→ Exercise aim
Your answer should consist of the lines in the data below that contain "better".

(Saved data entries)
══════════

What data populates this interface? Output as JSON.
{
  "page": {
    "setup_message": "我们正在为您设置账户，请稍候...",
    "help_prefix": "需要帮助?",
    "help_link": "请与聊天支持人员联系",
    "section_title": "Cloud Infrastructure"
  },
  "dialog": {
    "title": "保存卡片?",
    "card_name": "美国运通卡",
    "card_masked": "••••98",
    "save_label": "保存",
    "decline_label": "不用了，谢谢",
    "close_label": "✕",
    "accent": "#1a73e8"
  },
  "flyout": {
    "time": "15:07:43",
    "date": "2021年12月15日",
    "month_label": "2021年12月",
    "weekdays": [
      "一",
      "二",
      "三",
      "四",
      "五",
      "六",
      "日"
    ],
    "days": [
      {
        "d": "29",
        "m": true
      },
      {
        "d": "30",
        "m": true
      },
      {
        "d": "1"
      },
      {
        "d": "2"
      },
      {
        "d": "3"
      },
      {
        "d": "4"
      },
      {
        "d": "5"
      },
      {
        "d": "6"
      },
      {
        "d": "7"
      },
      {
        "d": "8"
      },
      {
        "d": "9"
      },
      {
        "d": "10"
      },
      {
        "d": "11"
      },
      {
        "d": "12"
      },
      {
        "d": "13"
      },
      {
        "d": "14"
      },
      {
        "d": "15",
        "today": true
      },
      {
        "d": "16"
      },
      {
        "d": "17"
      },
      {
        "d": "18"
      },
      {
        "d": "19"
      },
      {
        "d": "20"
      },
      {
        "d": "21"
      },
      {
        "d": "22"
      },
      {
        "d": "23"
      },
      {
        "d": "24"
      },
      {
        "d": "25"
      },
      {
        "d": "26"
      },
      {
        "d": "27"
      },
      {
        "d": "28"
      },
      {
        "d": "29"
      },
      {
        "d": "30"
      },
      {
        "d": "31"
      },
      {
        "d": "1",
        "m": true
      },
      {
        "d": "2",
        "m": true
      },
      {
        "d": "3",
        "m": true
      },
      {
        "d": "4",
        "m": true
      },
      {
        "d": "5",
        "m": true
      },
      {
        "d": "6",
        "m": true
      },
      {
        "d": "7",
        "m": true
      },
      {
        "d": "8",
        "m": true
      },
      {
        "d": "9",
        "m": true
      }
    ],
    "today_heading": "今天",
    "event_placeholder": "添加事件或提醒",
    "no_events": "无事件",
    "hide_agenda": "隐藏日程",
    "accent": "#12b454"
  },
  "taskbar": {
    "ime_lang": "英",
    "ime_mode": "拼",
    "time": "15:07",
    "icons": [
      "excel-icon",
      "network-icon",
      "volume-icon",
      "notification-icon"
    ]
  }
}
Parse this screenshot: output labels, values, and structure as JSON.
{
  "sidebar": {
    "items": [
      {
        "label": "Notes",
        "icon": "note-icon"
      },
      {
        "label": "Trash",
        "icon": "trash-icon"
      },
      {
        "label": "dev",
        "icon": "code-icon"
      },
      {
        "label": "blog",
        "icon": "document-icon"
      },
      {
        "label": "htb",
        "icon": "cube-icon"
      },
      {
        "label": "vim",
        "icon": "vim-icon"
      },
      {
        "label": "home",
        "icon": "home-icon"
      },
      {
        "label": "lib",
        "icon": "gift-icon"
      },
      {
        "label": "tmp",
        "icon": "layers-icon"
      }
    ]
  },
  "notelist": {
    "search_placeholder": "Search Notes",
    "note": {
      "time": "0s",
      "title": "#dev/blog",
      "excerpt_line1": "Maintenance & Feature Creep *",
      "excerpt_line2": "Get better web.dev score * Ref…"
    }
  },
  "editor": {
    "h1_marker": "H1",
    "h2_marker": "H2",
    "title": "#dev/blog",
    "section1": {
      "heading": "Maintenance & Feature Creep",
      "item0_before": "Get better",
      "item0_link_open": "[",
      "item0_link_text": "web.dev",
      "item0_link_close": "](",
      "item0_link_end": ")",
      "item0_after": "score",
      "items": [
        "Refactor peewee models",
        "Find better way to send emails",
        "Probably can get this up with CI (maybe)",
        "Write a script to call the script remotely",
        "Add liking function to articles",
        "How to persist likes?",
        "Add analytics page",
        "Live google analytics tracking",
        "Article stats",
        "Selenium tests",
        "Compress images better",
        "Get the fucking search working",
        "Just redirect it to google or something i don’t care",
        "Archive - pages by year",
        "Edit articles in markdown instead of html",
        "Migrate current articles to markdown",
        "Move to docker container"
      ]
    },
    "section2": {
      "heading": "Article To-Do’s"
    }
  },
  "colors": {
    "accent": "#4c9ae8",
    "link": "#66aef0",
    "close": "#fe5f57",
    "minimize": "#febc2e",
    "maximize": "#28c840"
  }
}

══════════

→ Exercise solution
      "excerpt_line2": "Get better web.dev score * Ref…"
      "item0_before": "Get better",
        "Find better way to send emails",
        "Compress images better",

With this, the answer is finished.